3. My Darling Clementine (1946) – John Ford

Overshadowed by: The Searchers, Stagecoach, Grapes of Wrath

My Darling Clementine (1946)

One of the greatest westerns of all time, and easily in competition with films like “Johnny Guitar” and Ford’s own “The Searchers” for the distinction of Greatest American Western, the mythic story of Wyatt Earp and the legendary gunfight at the O.K. Corral, “My Darling Clementine” is a beautifully composed and paced western.

Henry Fonda quietly rocking in his chair, staring off into the vast West. A bustling saloon brought to a quiet by a tense moment between a hero and an anti-hero. A climactic gun battle in the final act of the film. A story of love, loss, family, friendship, and greed, “My Darling Clementine” is the ultimate embodiment of the American Western.


4. Cries & Whispers (1972) – Ingmar Bergman

Overshadowed by: Fanny & Alexander, Persona, The Seventh Seal

Cries and Whispers

Bergman’s films always have a very distinct “Bergman” to them (much like Fassbinder or Antonioni), but each film manages to stand out in some way. “Cries & Whispers” is one of those films that stands out just a little more than the rest. It is only just the distinctive color palette and famous fades to red that set this film apart, but also the subject matter itself.

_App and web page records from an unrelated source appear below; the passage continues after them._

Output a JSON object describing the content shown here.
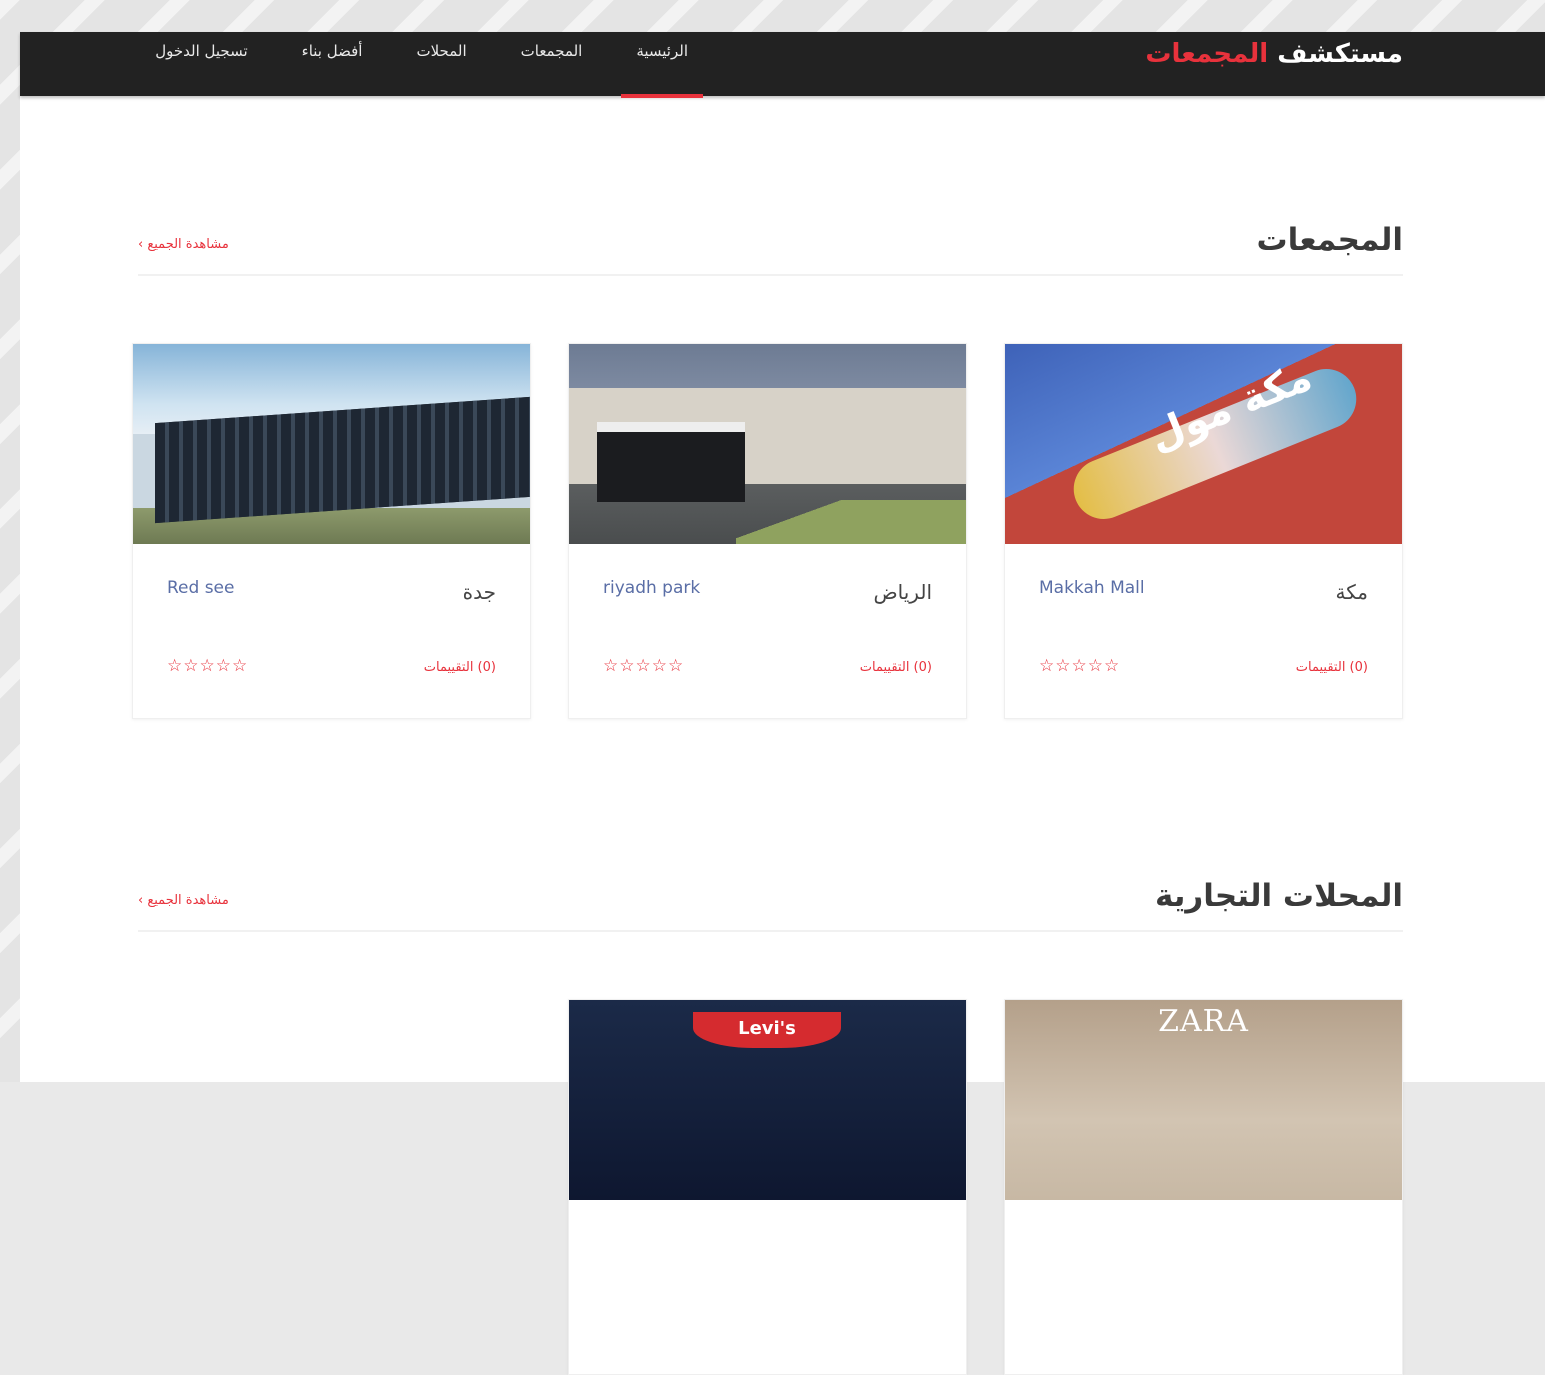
{
  "brand": {
    "part1": "مستكشف",
    "part2": "المجمعات"
  },
  "nav": {
    "items": [
      {
        "label": "الرئيسية",
        "active": true
      },
      {
        "label": "المجمعات",
        "active": false
      },
      {
        "label": "المحلات",
        "active": false
      },
      {
        "label": "أفضل بناء",
        "active": false
      },
      {
        "label": "تسجيل الدخول",
        "active": false
      }
    ]
  },
  "malls_section": {
    "title": "المجمعات",
    "view_all": "مشاهدة الجميع ›",
    "cards": [
      {
        "city": "مكة",
        "name": "Makkah Mall",
        "stars": "☆☆☆☆☆",
        "reviews": "(0) التقييمات",
        "image_text": "مكة مول"
      },
      {
        "city": "الرياض",
        "name": "riyadh park",
        "stars": "☆☆☆☆☆",
        "reviews": "(0) التقييمات"
      },
      {
        "city": "جدة",
        "name": "Red see",
        "stars": "☆☆☆☆☆",
        "reviews": "(0) التقييمات"
      }
    ]
  },
  "shops_section": {
    "title": "المحلات التجارية",
    "view_all": "مشاهدة الجميع ›",
    "cards": [
      {
        "logo": "ZARA"
      },
      {
        "logo": "Levi's"
      }
    ]
  },
  "colors": {
    "accent": "#e8323c",
    "navbar": "#222222"
  }
}
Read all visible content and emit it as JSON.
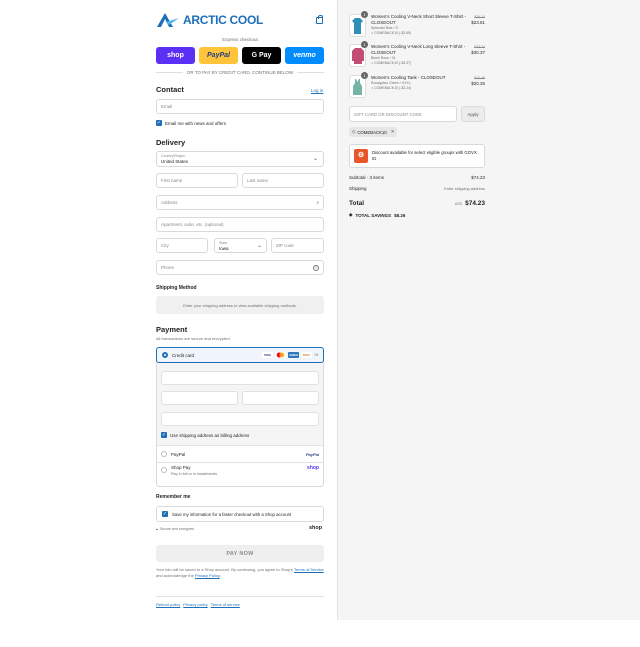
{
  "brand": {
    "name": "ARCTIC COOL",
    "accent": "#1d6fb8"
  },
  "express": {
    "title": "Express checkout",
    "buttons": [
      {
        "label": "shop",
        "bg": "#5a31f4",
        "fg": "#ffffff"
      },
      {
        "label": "PayPal",
        "bg": "#ffc439",
        "fg": "#253b80"
      },
      {
        "label": "G Pay",
        "bg": "#000000",
        "fg": "#ffffff"
      },
      {
        "label": "venmo",
        "bg": "#008cff",
        "fg": "#ffffff"
      }
    ],
    "divider": "OR TO PAY BY CREDIT CARD, CONTINUE BELOW"
  },
  "contact": {
    "title": "Contact",
    "login": "Log in",
    "email_placeholder": "Email",
    "news_label": "Email me with news and offers"
  },
  "delivery": {
    "title": "Delivery",
    "country_label": "Country/Region",
    "country_value": "United States",
    "first_name": "First name",
    "last_name": "Last name",
    "address": "Address",
    "apartment": "Apartment, suite, etc. (optional)",
    "city": "City",
    "state_label": "State",
    "state_value": "Iowa",
    "zip": "ZIP code",
    "phone": "Phone"
  },
  "shipping": {
    "title": "Shipping Method",
    "note": "Enter your shipping address to view available shipping methods."
  },
  "payment": {
    "title": "Payment",
    "subtitle": "All transactions are secure and encrypted.",
    "credit_card": "Credit card",
    "card_brands": [
      "VISA",
      "MC",
      "AMEX",
      "DISC",
      "+4"
    ],
    "billing_same": "Use shipping address as billing address",
    "paypal": "PayPal",
    "paypal_logo": "PayPal",
    "shop_pay": "Shop Pay",
    "shop_pay_sub": "Pay in full or in installments",
    "shop_logo": "shop"
  },
  "remember": {
    "title": "Remember me",
    "save_label": "Save my information for a faster checkout with a Shop account",
    "secure": "Secure and encrypted",
    "shop_logo": "shop"
  },
  "pay_now": "PAY NOW",
  "legal": {
    "text1": "Your info will be saved to a Shop account. By continuing, you agree to Shop's",
    "terms": "Terms of Service",
    "text2": "and acknowledge the",
    "privacy": "Privacy Policy",
    "end": "."
  },
  "footer_links": [
    "Refund policy",
    "Privacy policy",
    "Terms of service"
  ],
  "cart": {
    "items": [
      {
        "title": "Women's Cooling V-Neck Short Sleeve T-Shirt - CLOSEOUT",
        "variant": "Splendid Blue / S",
        "discount": "COMEBACK10 (-$2.65)",
        "qty": "1",
        "old_price": "$26.24",
        "price": "$23.61",
        "color": "#2e8fb8"
      },
      {
        "title": "Women's Cooling V-Neck Long Sleeve T-Shirt - CLOSEOUT",
        "variant": "Blush Rose / XL",
        "discount": "COMEBACK10 (-$3.37)",
        "qty": "1",
        "old_price": "$33.74",
        "price": "$30.37",
        "color": "#c24e74"
      },
      {
        "title": "Women's Cooling Tank - CLOSEOUT",
        "variant": "Eucalyptus Green / XXXL",
        "discount": "COMEBACK10 (-$2.24)",
        "qty": "1",
        "old_price": "$22.49",
        "price": "$20.25",
        "color": "#74b3a6"
      }
    ],
    "code_placeholder": "GIFT CARD OR DISCOUNT CODE",
    "apply": "Apply",
    "applied_code": "COMEBACK10",
    "govx": "Discount available for select eligible groups with GOVX ID",
    "subtotal_label": "Subtotal · 3 items",
    "subtotal": "$74.23",
    "shipping_label": "Shipping",
    "shipping_value": "Enter shipping address",
    "total_label": "Total",
    "currency": "USD",
    "total": "$74.23",
    "savings_label": "TOTAL SAVINGS",
    "savings": "$8.26"
  }
}
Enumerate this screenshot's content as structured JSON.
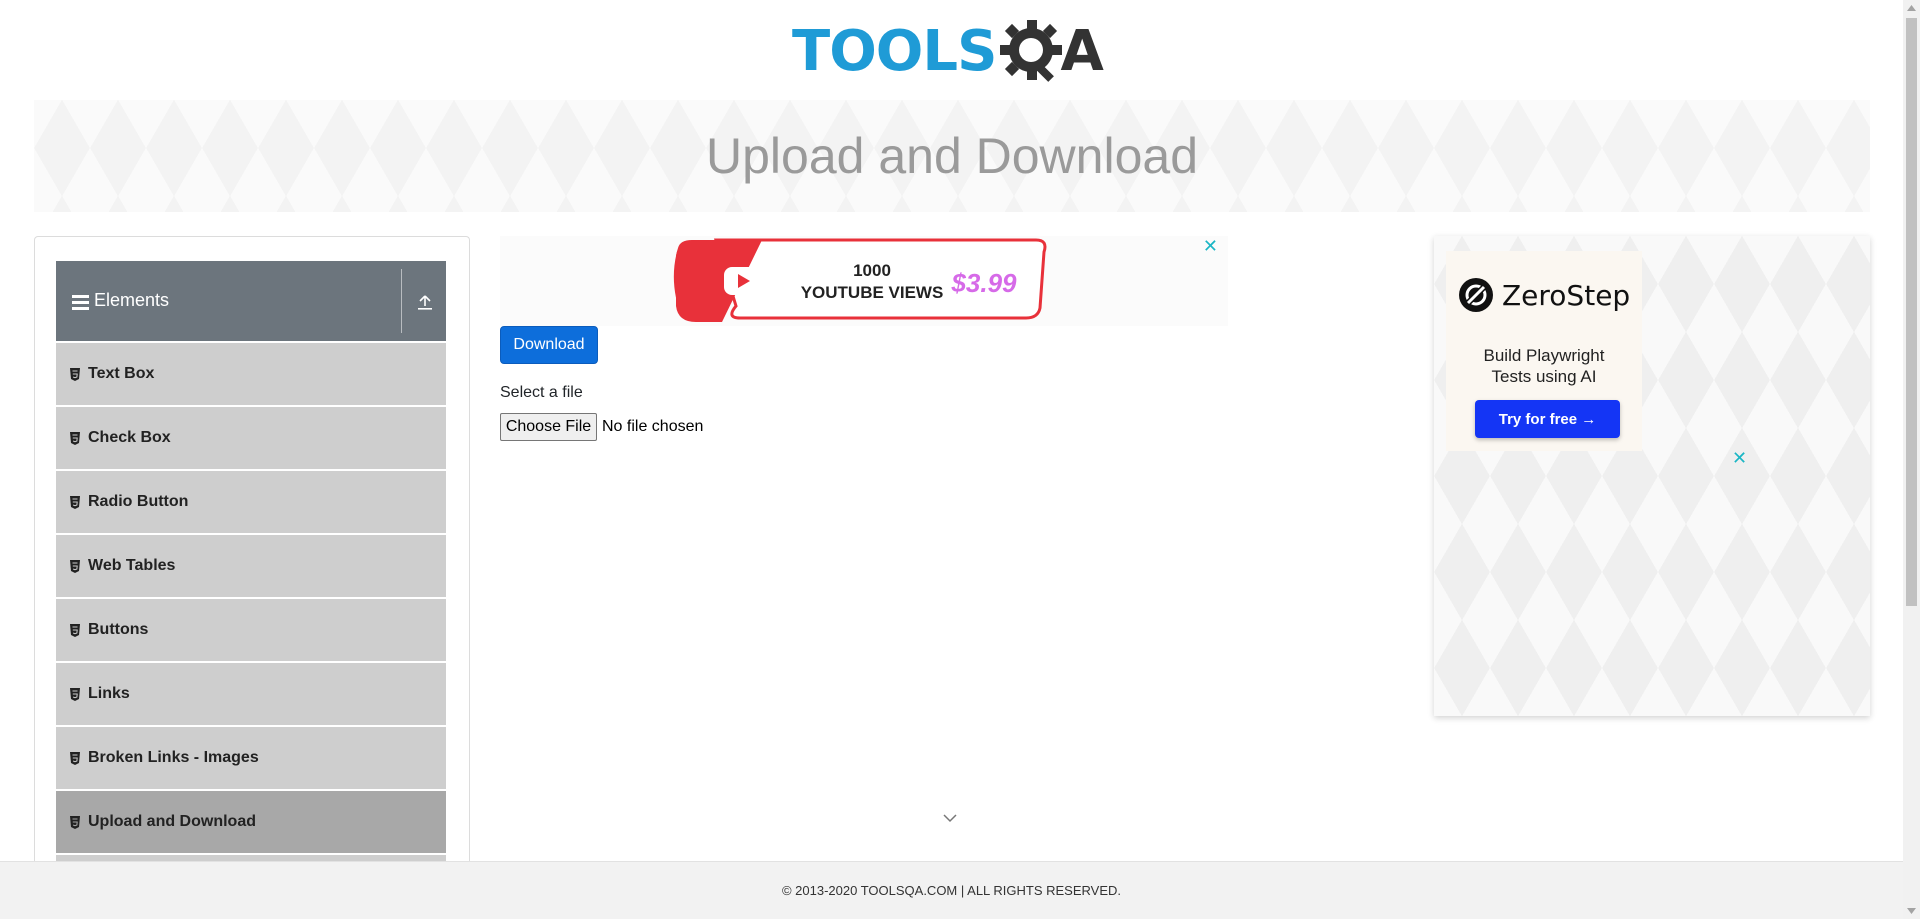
{
  "logo": {
    "part1": "TOOLS",
    "part2": "A"
  },
  "banner": {
    "title": "Upload and Download"
  },
  "sidebar": {
    "group_title": "Elements",
    "items": [
      {
        "label": "Text Box"
      },
      {
        "label": "Check Box"
      },
      {
        "label": "Radio Button"
      },
      {
        "label": "Web Tables"
      },
      {
        "label": "Buttons"
      },
      {
        "label": "Links"
      },
      {
        "label": "Broken Links - Images"
      },
      {
        "label": "Upload and Download"
      }
    ],
    "active_item": "Upload and Download"
  },
  "ad_top": {
    "close": "✕",
    "headline1": "1000",
    "headline2": "YOUTUBE VIEWS",
    "price": "$3.99"
  },
  "main": {
    "download_label": "Download",
    "select_label": "Select a file",
    "choose_file_label": "Choose File",
    "no_file_text": "No file chosen"
  },
  "ad_right": {
    "brand": "ZeroStep",
    "tagline_line1": "Build Playwright",
    "tagline_line2": "Tests using AI",
    "cta": "Try for free →",
    "close": "✕"
  },
  "footer": {
    "text": "© 2013-2020 TOOLSQA.COM | ALL RIGHTS RESERVED."
  },
  "colors": {
    "brand_blue": "#1f9bd6",
    "sidebar_header": "#6c757d",
    "menu_item": "#cecece",
    "menu_item_active": "#a8a8a8",
    "primary_button": "#0d6edb",
    "cta_blue": "#1435f5"
  }
}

Bergman is famous for dealing with sexual taboos in his films, but this is his darkest when it comes to sexual repression and frustration. By showing a group of women taking care of their sister, along with her caretaker, and then flashing back to each character’s past, Bergman is able to create a sort of dark and twisted dream state for the film which reveals the characters’ innermost thoughts and desires. An intimate and disturbing portrait, “Cries & Whispers” is easily one of Bergman’s finest works.


5. Late Spring (1949) – Yasujiro Ozu

Overshadowed by: Tokyo Story

Late Spring

Arguably the most beautiful and touching father-daughter relationship ever put on film, Ozu’s “Late Spring” is a moving piece about times changing and the need to let go. Starring frequent Ozu collaborators Chishû Ryû and Setsuko Hara, this is the definition of a movie filled with heart and love. It is not the “love” of lovers, so to speak, as is conventionally the subject of films, but the beautiful and undying love between a father and daughter.

This is Ozu’s most sentimental film, but it ends on something of a bittersweet note. However, it is something both the audience and the characters understand as necessary, and all are left knowing that it is not the end of happiness, but rather a new beginning.


6. 2046 (2004) – Wong Kar Wai

Overshadowed by: Chungking Express, In the Mood for Love

2046 1

A slow, sad love story: Wong Kar Wai’s specialty. One of his most abstract films, with the plot bouncing between the science fiction story being written by the protagonist (portrayed by Wai’s favorite, Tony Leung) and that writer’s reality. A follow-up to his highly acclaimed film, “In the Mood for Love,” “2046” is the director’s richest work. Although “2046” is a much less focused film than its predecessor, it manages to be even more motif and parallel heavy than it.

Wong Kar Wai is one of those directors who always seems to make every little detail, every character, every interaction, completely intentional, and “2046” is the best example. There is not a moment in the second half that isn’t paralleled to the first. More surprisingly than anything, the cutting to the writer’s story helps clarify more than anything, rather than confuse the audience, which is a major testament to Wong Kar Wai’s writing and directorial style.

As refined and meticulous as “In the Mood for Love,” more profound and complex than “Chungking Express,” and above all, Wong Kar Wai’s best portrayal of his most recurring theme: loneliness. All this together makes “2046” the ultimate Wong Kar Wai film.